START Record set

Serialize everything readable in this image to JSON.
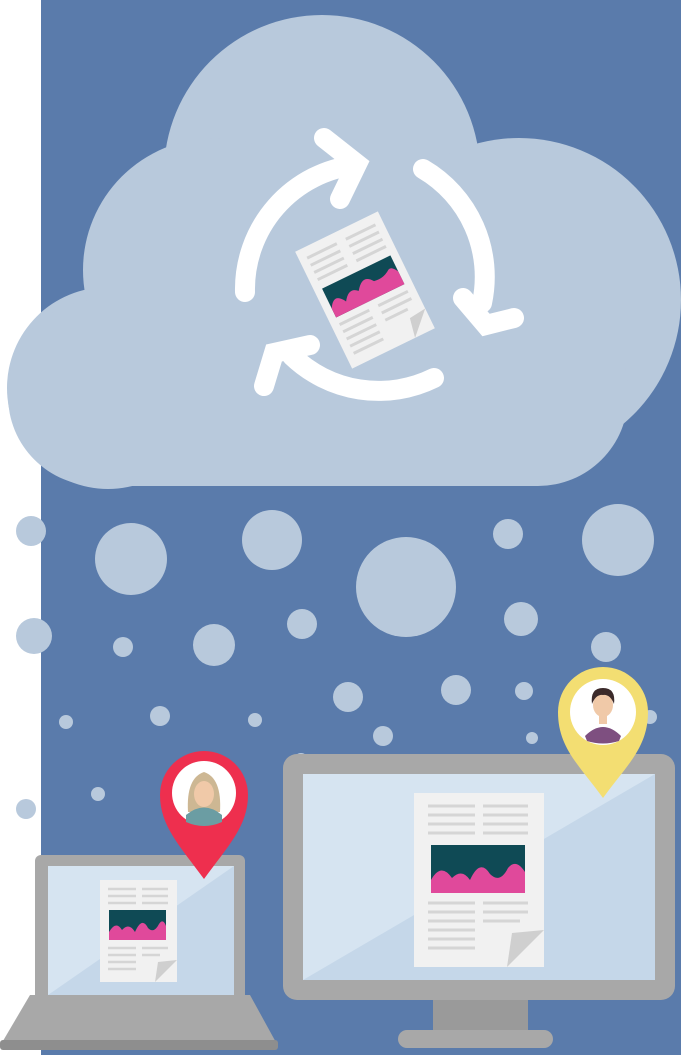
{
  "illustration": {
    "subject": "cloud-document-sync",
    "icons": [
      "cloud-icon",
      "sync-arrows-icon",
      "document-icon",
      "laptop-icon",
      "monitor-icon",
      "location-pin-icon",
      "user-avatar-icon"
    ]
  },
  "colors": {
    "page_background": "#ffffff",
    "panel": "#5a7bab",
    "cloud": "#b8c9dc",
    "bubble": "#b8c9dc",
    "sync_arrows": "#ffffff",
    "device_frame": "#a8a8a8",
    "device_frame_dark": "#8e8e8e",
    "screen": "#d6e4f1",
    "screen_shadow": "#c5d7e9",
    "document": "#f1f1f1",
    "document_fold": "#cfcfcf",
    "document_lines": "#d5d5d5",
    "chart_bg": "#0f4a55",
    "chart_wave": "#e0499b",
    "pin_red": "#ee2f4e",
    "pin_yellow": "#f3de72",
    "avatar_bg": "#ffffff",
    "skin": "#f0c9a8",
    "hair_blonde": "#cdb793",
    "hair_dark": "#3b2a2a",
    "shirt_teal": "#6b9da3",
    "shirt_purple": "#7e4f80"
  }
}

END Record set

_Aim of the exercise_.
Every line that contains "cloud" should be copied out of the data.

_Written reply_.
    "subject": "cloud-document-sync",
      "cloud-icon",
    "cloud": "#b8c9dc",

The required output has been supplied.